(p. 291) Said Bob Gurr, a member of the WED staff: “One big thrust behind our design work for the World’s Fair was the fact that we were going to own all the equipment. In other words, somebody else would build the pavilion, on somebody else’s property, but the show equipment that went in there was Disney’s, and he had a ready-made location waiting for it. The fact that the Fair was going to run two years meant he could build more expensively, and Disney priced these projects in a way that the sponsors were paying for everything for a two-year use.”
Disney approached the fair with a certain skepticism, even so. “You don’t like to do those things unless you have fun doing ’em,” he said in 1961, when work on the exhibits was just getting under way “You don’t do ’em for money.” Robert Moses, the imperious road builder who was in command of the fair, “wanted us to develop the amusement area and we looked at it,” Disney said, ‘but it just wasn’t for us. I wouldn’t want to try to do anything in New York. I’m not close enough. . . . On top of that, I mean I don’t know whether I want to do any outside of Disneyland because you don’t want to spread yourself thin.”
Barrier, Michael.

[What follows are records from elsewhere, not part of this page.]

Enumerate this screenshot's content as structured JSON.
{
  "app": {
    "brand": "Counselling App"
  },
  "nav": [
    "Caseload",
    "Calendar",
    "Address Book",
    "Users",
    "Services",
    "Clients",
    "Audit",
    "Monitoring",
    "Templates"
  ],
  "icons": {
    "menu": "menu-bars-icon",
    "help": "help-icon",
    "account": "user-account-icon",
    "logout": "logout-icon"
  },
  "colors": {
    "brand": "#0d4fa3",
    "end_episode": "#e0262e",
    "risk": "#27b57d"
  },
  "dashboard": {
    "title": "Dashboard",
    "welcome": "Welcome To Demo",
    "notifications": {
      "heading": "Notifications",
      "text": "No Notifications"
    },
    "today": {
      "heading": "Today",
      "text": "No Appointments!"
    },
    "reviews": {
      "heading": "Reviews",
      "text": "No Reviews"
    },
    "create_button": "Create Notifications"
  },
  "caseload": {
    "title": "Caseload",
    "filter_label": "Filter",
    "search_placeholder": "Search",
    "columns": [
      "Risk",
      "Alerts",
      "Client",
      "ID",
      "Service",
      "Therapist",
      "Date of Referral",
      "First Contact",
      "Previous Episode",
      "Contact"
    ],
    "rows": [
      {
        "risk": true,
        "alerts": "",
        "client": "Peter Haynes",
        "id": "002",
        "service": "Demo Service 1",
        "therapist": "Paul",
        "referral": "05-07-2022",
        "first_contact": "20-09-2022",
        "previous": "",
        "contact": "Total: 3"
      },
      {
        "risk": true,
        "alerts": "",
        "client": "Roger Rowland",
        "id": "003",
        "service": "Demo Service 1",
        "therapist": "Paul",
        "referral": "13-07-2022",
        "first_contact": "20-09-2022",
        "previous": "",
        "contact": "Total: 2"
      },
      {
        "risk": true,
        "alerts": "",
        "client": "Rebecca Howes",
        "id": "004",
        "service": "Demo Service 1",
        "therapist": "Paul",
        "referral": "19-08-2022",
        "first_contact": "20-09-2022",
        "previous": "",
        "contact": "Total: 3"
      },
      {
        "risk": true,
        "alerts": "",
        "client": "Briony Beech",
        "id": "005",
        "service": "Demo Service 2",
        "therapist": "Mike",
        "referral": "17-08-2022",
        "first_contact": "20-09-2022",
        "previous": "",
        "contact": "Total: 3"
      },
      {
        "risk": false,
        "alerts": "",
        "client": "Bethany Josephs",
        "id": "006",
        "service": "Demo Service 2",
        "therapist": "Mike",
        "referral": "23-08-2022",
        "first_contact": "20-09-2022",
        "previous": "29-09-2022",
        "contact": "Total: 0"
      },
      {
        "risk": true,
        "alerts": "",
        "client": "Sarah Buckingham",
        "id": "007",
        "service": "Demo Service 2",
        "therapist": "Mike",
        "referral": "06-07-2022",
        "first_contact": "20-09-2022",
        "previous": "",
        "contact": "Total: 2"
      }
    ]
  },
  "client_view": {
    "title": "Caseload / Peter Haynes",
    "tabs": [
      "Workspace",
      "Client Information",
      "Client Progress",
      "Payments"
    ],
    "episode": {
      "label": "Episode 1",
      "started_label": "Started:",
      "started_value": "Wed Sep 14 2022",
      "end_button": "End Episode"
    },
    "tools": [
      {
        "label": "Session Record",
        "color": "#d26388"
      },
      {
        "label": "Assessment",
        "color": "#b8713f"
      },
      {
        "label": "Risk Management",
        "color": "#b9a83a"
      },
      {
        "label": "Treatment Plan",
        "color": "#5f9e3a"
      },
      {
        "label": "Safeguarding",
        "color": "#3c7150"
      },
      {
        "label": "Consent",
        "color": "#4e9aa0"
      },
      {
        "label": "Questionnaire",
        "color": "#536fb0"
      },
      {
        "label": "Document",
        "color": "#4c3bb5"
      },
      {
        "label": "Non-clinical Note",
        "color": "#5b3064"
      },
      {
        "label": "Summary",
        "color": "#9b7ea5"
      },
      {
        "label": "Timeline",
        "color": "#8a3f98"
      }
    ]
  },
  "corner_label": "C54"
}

The Animated Man: A Life of Walt Disney. 1 ed. Berkeley, CA: University of California Press, 2007.
(Note: ellipsis in original.)